Prof. Or: Yes, we would like to explore the role of the immune cells from healthy donors - immune cells from healthy donors - how they can better treat refractory diseases especially leukemia, lymphoma and some other solid tumors like breast cancer and ovary cancer. We would like to collaborate on the application of immune therapy that means to take healthy cells from healthy donors and to activate them in the laboratory to make them stronger in fighting cancer cells. These are what we call 'natural killer cells' that have the capacity to destroy cancer cells, to induce the death of cancer cells. In India, they have no experience in this. We would like to collaborate with them, to give them our protocols and methods on how to prepare these cells and to increase the involvement of doctors there in immune therapy treatment of refractory diseases , of deadly diseases.
Is there a joint program with Indian researchers now underway?
Prof. Or: Absolutely - we have started the program - we gave them are protocols and now we are communicating on how to start treatment with the first patients.
You have described how Israel is in the forefront of this research so important in treating cancer. Are you also interested in expanding this collaboration with other countries?
Prof. Or: It's a very important question. Of course, we would like to help every country, every hospital that would like to get our assistance and experience. Of course, there is another aspect; since the world is shrinking and patients can travel from one country to another. We can also treat patients here at Hadassah and not only provide them hopefully with better health but these patients can then go back to their own countries s n they can go back home and be monitored by their own doctors. In so doing, these doctors will gain personal experience from these patients on how to treat very aggressive diseases and observe the post-treatment outcome.
Do you have any patients from India now being treated at Hadassah?

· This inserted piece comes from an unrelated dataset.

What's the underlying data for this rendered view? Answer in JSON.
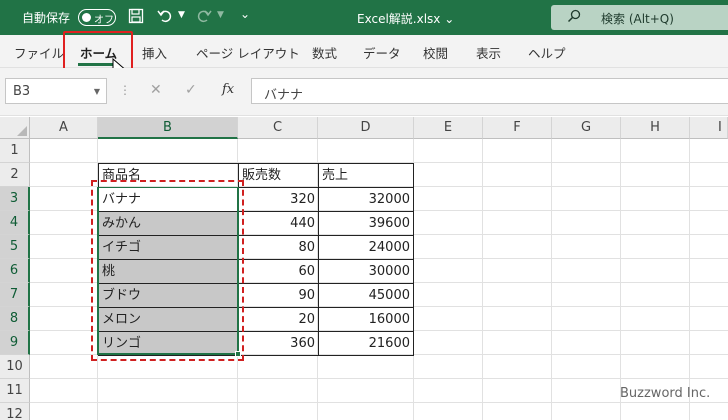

Prof. Or: Currently we e have one patient, a youngster from Mumbai. He is now recovering, has recovered, after arriving at Hadassah with a very, very aggressive disease that could not be treated in India- all the treatments there failed. He was really hopeless so they decided to send him to Hadassah. We tried a very sophisticated transplant with an unrelated donor- it was a very complicated and stormy course of treatment but Thank G-d, he gradually recovered and has now recovered. Within a month he will go back to India. I believe the doctors who will care of him back home will learn a lot from the experience with this patient. This is personal experience that can teach about the procedure of bone marrow transplantation.